-- Records shown follows --
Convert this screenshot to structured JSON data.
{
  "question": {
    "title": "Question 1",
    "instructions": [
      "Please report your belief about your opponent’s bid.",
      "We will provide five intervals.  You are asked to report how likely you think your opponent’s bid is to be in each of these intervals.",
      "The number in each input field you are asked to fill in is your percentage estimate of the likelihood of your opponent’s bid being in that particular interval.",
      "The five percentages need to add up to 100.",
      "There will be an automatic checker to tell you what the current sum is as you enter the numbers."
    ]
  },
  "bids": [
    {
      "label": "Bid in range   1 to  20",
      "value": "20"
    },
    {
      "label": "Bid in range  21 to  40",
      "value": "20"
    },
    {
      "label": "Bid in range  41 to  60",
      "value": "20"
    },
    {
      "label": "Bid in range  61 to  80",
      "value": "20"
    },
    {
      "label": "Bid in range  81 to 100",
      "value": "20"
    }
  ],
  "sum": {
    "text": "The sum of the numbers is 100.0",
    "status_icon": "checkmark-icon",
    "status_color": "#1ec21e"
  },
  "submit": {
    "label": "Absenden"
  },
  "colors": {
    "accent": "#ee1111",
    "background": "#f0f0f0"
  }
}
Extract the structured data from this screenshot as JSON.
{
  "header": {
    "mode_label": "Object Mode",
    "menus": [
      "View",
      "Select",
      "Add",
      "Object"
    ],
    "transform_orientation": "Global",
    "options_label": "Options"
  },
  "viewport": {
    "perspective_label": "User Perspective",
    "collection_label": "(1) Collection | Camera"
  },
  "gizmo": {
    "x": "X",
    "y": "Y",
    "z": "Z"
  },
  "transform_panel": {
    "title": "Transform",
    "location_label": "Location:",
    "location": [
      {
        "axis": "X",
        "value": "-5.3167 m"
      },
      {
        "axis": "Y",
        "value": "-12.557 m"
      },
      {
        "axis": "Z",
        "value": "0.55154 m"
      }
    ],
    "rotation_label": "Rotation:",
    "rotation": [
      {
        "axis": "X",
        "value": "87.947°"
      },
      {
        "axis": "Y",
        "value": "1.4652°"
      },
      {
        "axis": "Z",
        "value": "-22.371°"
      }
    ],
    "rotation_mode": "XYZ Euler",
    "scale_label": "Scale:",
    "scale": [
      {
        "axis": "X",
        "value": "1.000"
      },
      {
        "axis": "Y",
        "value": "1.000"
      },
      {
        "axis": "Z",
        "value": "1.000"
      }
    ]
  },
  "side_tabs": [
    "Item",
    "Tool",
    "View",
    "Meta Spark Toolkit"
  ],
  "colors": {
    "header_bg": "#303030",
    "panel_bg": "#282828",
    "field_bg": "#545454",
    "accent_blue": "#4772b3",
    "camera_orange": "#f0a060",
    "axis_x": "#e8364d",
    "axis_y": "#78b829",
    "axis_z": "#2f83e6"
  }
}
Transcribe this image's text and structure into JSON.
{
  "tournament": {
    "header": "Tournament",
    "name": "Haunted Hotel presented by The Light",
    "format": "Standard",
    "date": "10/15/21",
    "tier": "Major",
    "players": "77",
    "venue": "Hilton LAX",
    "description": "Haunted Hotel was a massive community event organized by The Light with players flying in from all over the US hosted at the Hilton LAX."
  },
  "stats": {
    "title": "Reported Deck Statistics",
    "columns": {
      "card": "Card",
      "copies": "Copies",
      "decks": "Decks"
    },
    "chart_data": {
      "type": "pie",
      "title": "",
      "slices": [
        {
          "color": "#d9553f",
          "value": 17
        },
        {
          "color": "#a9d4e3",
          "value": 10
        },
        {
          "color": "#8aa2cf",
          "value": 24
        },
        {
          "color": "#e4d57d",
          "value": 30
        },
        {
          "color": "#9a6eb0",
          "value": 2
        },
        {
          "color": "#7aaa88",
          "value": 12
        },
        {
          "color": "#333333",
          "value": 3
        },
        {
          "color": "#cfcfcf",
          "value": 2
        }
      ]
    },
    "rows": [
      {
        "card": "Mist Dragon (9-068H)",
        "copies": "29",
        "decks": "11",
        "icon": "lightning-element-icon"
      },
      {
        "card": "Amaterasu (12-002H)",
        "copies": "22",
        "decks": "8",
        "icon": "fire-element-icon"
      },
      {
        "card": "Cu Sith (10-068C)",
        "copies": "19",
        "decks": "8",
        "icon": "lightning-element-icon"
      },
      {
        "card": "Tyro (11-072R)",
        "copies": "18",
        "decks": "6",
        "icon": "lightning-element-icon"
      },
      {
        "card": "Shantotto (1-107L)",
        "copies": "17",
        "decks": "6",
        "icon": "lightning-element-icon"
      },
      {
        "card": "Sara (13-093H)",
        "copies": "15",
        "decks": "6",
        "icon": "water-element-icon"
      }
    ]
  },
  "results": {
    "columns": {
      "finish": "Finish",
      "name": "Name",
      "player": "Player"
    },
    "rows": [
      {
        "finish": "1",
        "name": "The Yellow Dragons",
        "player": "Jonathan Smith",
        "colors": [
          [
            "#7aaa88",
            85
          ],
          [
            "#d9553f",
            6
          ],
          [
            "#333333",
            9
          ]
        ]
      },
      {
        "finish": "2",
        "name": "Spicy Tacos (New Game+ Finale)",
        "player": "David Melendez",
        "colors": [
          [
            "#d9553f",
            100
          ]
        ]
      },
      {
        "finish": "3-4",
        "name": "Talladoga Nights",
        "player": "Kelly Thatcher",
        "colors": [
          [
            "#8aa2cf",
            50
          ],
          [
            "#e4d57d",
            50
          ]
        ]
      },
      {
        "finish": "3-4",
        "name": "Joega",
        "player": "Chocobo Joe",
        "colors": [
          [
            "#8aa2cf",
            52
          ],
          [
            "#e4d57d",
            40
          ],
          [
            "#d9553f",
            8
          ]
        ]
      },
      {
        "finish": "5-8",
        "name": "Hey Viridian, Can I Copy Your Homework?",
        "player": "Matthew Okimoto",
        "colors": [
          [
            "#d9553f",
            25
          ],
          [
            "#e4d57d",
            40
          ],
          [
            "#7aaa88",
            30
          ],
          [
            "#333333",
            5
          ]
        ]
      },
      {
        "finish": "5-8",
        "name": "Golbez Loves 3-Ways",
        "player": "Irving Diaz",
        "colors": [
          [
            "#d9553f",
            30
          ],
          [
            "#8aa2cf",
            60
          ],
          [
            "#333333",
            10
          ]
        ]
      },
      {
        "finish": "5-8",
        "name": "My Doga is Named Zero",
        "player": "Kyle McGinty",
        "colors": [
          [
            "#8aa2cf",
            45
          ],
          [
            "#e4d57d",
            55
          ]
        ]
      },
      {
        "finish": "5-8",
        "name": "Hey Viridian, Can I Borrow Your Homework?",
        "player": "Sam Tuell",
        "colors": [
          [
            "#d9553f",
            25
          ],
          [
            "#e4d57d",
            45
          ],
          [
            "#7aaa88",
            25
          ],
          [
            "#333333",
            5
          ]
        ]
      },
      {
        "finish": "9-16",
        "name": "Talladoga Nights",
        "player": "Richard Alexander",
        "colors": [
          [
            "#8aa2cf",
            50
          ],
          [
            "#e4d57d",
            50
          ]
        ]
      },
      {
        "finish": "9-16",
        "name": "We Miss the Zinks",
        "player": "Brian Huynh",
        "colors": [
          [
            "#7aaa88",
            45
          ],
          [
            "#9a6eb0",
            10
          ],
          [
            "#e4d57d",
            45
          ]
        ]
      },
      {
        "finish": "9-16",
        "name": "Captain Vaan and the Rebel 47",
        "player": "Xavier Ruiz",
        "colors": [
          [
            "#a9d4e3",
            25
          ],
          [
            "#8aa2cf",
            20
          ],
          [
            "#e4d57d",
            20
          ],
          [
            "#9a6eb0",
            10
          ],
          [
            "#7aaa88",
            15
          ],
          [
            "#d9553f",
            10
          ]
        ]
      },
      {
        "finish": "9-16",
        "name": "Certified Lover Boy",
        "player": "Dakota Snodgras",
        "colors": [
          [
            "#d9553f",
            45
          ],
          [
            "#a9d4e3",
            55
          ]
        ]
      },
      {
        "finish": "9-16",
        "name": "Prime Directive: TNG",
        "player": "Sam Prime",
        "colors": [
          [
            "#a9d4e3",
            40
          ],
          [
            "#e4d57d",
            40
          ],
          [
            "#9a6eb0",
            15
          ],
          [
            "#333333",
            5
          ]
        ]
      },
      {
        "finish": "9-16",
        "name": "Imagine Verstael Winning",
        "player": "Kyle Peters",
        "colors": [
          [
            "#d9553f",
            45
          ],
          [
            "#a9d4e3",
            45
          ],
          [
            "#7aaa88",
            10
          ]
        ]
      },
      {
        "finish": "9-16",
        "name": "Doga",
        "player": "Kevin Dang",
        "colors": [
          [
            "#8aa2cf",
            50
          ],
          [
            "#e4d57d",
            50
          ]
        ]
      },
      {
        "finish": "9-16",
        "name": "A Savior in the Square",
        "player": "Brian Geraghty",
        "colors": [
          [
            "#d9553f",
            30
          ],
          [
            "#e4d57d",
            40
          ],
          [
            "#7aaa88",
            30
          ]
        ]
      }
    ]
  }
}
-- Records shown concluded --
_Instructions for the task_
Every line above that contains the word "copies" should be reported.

_Answer to the problem_
      "copies": "Copies",
        "copies": "29",
        "copies": "22",
        "copies": "19",
        "copies": "18",
        "copies": "17",
        "copies": "15",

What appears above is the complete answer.